I’m not gonna bother to check the correct punctuation on that title.
Skipping ahead of a couple of movies that will get quick posts later because this one left me with some thoughts. Or really, more just experiential anecdotes that I can easily fill a post with.
I was in NYC this past weekend, seeing the BFFF for the first time in (according to Google) 845 days. Really, all I wanted to do was hang with the bestie. The only show I bought tix for was Moulin Rouge. Otherwise, the weekend was pretty open. A few weeks ago, I saw Lin-Manuel Miranda tweet that the marquee at the Paris theater had been updated to include his directorial debut Tick Tick Boom. A movie musical with a very limited theatrical run at an iconic NYC theater that I would love to check out and the opportunity to watch it with my even more of a theatre geek best friend? Yes please. So I jumped on those tix as soon as they went on sale.
It ended up being the perfect end to a wonderful weekend. After Moulin Rouge, we sang showtunes while knocking back G&T’s at NYC institution Marie’s Crisis. Saturday we walked thru all five floors of Moma in between other bits of running around the city. So by Sunday, a nice brunch at a diner and a chill movie was just what the doctor ordered.
Oh and a quick word on the Paris theater. It’s an old classic, single auditorium theater in NYC (I believe the last single auditorium standing, but I’m too lazy to confirm). Recently Netflix entered in an agreement with them to help keep the theater open that will give them a steady venue to exhibit their films.
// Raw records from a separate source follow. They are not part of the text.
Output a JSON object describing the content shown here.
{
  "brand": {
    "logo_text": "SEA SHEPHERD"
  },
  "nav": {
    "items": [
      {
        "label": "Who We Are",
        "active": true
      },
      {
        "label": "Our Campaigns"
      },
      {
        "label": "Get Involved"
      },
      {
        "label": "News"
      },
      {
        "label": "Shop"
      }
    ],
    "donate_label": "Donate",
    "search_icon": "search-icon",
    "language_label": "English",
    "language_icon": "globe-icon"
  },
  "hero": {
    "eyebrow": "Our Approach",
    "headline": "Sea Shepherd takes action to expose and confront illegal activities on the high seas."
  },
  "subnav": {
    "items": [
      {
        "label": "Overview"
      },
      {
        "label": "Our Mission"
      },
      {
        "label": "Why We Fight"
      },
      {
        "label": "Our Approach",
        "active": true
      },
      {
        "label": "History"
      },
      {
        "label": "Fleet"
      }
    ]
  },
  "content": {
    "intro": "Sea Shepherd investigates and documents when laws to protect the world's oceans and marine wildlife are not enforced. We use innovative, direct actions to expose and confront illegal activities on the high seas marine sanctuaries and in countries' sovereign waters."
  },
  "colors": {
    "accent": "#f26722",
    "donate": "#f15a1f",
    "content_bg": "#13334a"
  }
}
We might be getting something similar in LA with the Egyptian.
Right so Tick Tick Boom is by and about Jonathan Larson, the man who wrote the musical phenomenon RENT. Originally a three person stage musical, the story follows his attempt to get his first musical produced and the affects it has on him and his relationships. In other words, it’s basically a musical for people who love musicals. And this movie was produced by people who love musicals. It all shows through beautifully. There’s also some of the best Broadway Easter eggs sprinkled throughout the film if you know to look for them, or I should say if you know who to look for.
I knew even less about the musical going in than what I wrote in that previous paragraph (of course I know Rent well). I absolutely loved every frame of it. The music was gorgeous (which I downloaded at 1 AM the next morning when I was home in LA and getting a jump on some Black Friday sales before going to bed). Perfect casting. I loved Andrew Garfield, and thought his voice sounded so great. The bestie pointed out that Larson wasn’t really much of a singer so it made sense to have a lead who also wasn’t a formally trained singer. Happy to see original American Idiot Favorite Son Joshua Henry in the film, as well as Vanessa Hudgens who has been really working her way up in the musical space.
I could not have chosen a more perfect venue for this film. The Paris is not too far from the Broadway theaters the characters are aspiring towards, so of course the auditorium was filled with theater people. There were countless moments were applause broke out, making this much more magical than it would have been watching on Netflix (though I may likely rewatch it there soon). Towards the end of the film (I initially typed “show”) there was a gorgeous song about friendship. The bestie put his arm around me and pulled me close saying there wasn’t anyone else he would have wanted to see this with. The room got awful dusty. I wouldn’t have traded this weekend for anything.
Tick Tick Boom – \m/ \m/ \m/ \m/